Last night I finished a book that I will NOT put out in my Little Free Library in the yard or sell it in the bookstore. This is one I will want to return to again and again. It helped me “grow” that much.

Staci Eldridge’s Becoming Myself explores the inner battles most women face. It invites the reader to “step up and step out of every crippling, counterfeit thing that keeps us from the only thing, the everything that is Christ.” Many times I have said, “Someday I’ll get my act together.” Eldridge says, “not someday, but now!”

There is an abundance of material in this engaging book on which to base workshops, women’s motivational speeches and women’s retreats. One chapter I’d like to try my hand at presenting is titled, “Becoming Our Name.” It deals with meeting one’s authentic self and living up to the ideal of her. The first chapter, titled “Does Anyone Ever Change?” points out that lasting change takes time. Eldridge looks into the question, “How can we hurry up the process?” She invites us to look back, evaluate, and set goals. Many parts were quotable and well worth sharing. I guarantee you’ll come away with a kinder, more patient view of yourself.

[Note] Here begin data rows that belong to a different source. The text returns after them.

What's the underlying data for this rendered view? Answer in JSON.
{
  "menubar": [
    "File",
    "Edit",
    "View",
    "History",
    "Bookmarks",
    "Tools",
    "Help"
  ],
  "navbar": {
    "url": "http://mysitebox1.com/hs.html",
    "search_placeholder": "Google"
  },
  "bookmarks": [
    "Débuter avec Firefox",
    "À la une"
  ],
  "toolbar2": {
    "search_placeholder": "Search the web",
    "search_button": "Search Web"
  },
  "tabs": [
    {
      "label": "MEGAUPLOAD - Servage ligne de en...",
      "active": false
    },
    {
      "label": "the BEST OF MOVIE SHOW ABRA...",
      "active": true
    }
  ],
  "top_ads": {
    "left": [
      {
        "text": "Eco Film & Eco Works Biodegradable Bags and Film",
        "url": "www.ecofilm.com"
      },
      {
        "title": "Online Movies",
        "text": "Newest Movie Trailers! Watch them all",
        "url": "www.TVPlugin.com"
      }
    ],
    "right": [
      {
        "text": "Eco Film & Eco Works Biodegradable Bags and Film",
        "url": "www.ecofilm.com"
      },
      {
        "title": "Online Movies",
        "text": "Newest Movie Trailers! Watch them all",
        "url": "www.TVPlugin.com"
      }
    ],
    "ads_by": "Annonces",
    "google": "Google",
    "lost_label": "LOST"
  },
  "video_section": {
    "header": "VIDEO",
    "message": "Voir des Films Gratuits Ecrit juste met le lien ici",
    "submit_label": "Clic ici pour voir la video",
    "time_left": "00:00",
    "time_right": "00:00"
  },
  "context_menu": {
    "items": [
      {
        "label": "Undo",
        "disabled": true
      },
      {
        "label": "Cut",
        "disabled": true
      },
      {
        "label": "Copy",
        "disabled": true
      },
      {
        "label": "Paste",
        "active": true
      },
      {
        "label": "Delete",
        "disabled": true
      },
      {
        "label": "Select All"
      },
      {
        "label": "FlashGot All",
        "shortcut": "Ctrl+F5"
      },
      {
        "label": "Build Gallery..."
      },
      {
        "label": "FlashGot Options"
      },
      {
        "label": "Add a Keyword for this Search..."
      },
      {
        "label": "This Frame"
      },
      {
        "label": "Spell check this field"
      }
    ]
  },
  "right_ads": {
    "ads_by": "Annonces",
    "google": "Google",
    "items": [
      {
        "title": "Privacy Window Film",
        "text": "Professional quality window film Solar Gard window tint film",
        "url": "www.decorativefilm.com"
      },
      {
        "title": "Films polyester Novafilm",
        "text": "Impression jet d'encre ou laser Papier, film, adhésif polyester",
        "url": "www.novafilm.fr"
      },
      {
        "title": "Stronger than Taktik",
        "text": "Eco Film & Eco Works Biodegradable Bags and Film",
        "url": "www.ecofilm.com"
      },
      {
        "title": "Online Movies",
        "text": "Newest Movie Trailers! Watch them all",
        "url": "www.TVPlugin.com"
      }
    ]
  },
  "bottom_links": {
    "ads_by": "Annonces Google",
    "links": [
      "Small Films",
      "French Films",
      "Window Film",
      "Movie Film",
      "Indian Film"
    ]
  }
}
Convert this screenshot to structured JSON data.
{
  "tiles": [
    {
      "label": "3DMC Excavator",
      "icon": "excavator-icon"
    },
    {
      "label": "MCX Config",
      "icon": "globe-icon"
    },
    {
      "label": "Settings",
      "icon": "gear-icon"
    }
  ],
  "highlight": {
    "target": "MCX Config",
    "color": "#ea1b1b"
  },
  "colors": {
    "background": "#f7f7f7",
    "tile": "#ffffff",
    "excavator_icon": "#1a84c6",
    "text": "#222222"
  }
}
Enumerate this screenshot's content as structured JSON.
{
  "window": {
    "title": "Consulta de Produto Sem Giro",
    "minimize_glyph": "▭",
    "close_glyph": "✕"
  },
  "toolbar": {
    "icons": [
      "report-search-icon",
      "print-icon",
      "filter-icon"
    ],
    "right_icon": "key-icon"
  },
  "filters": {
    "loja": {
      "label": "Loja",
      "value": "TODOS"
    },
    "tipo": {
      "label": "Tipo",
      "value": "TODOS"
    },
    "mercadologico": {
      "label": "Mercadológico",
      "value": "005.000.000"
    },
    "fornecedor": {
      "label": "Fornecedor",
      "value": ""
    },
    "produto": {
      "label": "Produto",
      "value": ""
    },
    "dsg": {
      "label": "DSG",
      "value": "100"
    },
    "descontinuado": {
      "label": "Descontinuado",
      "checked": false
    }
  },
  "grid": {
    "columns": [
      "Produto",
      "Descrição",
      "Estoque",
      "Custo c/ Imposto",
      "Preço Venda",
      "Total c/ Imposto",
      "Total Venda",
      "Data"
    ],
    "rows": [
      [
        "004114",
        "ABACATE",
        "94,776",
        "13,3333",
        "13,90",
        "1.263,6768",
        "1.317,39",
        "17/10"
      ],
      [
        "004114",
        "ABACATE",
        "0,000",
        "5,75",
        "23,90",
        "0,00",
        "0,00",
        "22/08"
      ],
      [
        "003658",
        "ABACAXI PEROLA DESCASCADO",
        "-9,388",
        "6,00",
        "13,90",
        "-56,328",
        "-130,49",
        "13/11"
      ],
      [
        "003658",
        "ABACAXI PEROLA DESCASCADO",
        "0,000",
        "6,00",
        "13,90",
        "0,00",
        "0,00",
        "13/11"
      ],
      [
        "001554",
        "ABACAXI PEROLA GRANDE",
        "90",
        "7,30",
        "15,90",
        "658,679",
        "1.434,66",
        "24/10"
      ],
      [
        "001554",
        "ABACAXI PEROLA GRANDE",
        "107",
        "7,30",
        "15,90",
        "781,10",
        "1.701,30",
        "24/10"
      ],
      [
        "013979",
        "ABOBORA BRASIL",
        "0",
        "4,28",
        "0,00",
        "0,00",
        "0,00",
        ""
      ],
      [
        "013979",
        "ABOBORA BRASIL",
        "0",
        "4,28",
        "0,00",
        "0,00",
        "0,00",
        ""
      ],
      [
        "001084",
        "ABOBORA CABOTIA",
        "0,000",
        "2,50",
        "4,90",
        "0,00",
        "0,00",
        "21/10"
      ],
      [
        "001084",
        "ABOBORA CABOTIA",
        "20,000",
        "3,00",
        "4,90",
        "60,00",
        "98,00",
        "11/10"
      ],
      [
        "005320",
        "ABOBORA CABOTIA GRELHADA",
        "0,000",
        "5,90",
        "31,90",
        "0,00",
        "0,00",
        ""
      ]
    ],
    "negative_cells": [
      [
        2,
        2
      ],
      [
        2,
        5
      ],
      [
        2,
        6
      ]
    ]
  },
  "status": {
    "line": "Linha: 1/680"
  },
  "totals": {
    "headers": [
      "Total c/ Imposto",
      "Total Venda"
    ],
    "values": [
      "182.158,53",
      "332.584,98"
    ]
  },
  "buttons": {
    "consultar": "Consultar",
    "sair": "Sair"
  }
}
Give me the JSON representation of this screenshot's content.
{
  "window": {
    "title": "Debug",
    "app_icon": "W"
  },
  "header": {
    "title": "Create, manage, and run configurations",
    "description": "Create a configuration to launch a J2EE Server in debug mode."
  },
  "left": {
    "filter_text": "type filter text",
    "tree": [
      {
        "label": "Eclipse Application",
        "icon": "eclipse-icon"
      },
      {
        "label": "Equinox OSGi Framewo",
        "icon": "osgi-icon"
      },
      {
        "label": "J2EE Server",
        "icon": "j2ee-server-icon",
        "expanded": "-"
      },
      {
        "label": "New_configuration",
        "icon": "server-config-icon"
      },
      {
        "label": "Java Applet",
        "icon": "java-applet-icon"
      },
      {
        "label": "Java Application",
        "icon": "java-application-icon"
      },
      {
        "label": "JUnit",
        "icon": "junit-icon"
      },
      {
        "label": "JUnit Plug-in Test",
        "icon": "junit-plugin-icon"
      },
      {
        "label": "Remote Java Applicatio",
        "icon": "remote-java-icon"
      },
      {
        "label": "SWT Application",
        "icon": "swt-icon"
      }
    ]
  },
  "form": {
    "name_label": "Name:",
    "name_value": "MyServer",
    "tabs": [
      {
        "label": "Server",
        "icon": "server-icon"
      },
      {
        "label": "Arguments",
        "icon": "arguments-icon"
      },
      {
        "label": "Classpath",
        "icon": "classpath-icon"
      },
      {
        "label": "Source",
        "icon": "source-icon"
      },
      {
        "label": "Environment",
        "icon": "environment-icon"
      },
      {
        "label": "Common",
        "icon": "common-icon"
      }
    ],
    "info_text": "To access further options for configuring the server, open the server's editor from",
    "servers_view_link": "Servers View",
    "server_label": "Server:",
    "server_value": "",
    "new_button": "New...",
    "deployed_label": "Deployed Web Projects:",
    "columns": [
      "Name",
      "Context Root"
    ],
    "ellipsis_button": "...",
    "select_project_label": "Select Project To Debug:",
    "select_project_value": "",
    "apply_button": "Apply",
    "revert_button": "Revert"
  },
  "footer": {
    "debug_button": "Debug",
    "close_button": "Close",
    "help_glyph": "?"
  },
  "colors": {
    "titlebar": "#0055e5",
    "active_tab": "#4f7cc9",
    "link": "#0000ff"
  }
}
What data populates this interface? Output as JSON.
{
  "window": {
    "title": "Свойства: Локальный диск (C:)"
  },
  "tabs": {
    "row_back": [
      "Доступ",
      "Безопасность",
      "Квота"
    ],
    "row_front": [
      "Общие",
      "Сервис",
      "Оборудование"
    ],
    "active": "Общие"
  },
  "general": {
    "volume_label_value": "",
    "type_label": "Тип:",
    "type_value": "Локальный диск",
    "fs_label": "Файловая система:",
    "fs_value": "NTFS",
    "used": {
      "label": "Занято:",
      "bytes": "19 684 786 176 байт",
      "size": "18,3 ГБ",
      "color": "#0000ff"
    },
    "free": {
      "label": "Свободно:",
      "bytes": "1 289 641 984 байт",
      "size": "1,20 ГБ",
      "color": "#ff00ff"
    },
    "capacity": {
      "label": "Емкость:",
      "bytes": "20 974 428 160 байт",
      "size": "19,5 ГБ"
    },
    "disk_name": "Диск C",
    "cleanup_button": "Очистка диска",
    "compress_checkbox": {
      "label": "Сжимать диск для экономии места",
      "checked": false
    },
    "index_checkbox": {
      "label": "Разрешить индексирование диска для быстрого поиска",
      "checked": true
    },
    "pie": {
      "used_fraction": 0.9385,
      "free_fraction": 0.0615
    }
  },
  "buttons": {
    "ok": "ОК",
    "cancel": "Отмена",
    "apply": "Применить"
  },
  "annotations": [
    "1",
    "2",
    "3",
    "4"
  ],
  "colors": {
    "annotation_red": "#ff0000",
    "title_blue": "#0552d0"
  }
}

This book has been on my TBR shelf so long that I don’t know where it came from, so it will help me with my 2023 challenges, fulfilling the Books From the Backlog Challenge to read 12 books from my TBR ranks in 2023.

RAE 3/12/23


Thanks to the blog Reading Is My Superpower for hosting this meme and allowing me to borrow their image.

My Friday Firstliner for October 28th is as follows:

“In the quiet of early morning, honesty finds me. It calls to me through a crack in my soul and invites me to come out, come out wherever you are.”

These are the first two sentences of…

This is an inspiring, healing book. Subtitled “Living Loved When You Feel Less- Than, Left Out, and Lonely”speaks to women everywhere. The first chapter, “I’d Rather Ignore Honesty” explains it all. I have read the first third of the book.


First Line Fridays, hosted by Hoarding Books, encourages us to copy the first line of a book to see if it immediately “grabs” the reader.

Here is the first few lines of a book I hope to read soon, Bob Goff’s Everybody Always:

Chapter One, “Creepy People”

“My friends and I finished what we were doing at the restaurant and took the windowless van back to the airport.”

While they were in the restaurant, someone broke into the van and stole everything. A few minutes later, when they went to catch their plane, the author “reached into my pockets and turned them inside out. I had nothing…’Man, it all got stolen. My luggage, my wallet, everything.”

What a predicament to be in. I will be looking forward to finding out how Goff got out of it!

Have you ever read this author? He blends practical advice with a touch of humor and comes up with an engaging read every time.



This little game, hosted by The Purple Booker, asks participants to open a book they are currently reading and copy a line or two in hopes of teasing others into putting that book on their TBR list. Be sure to give titles and authors, and no spoilers, please.

Mine for today is from Max Lucado’s Max on Life, a compellation of questions this famous inspirational writer has been asked and his unique, sometimes surprising answers to them.

This from page 111 “I like Jesus, I just don’t like his followers. At least I don’t like the way they behave. All this ‘amen’ and ‘praise the Lord’ seem phony.”

Max’s answer: “You aren’t alone. Hypocrisy turns people away from God. When God-hungry souls walk into a congregation of wannabe superstars, what happens? When God-seekers see singers strut like Las Vegas entertainers…When they hear the preacher–a man of slick words, dress, and hair–play to the crowd and exclude God…When other attendees dress to be seen and make much to-do over their gifts and offerings…When people enter a church to see God, yet can’t see Him because of the church, don’t think for a second that God doesn’t react…”

“Bottom line: don’t make a theater production out of your faith.”



This fascinating meme, hosted by “Hoarding Books” asks readers to simply copy the first line or lines of a book, then ask their readers to state whether they would choose/buy that book based on its first line.

Here is my Friday Firstliner from John Ortberg’s YA version of ME, the me I want to be:

After asking the typically-teen question, “Why did God make me?”, Ortberg opens with,

“One week it was all the rage on Facebook to replace your profile picture with the photo of a celebrity who could be your double…I noticed a lot of people chose extremely attractive celebrities for them[selves] and claimed people say they look just like them. I wondered if some of those people might need contact lenses.”

Ortberg’s humor and self-depreciation is a delight to read.  Next to Max Lucado, Ortberg is my favorite inspirational author.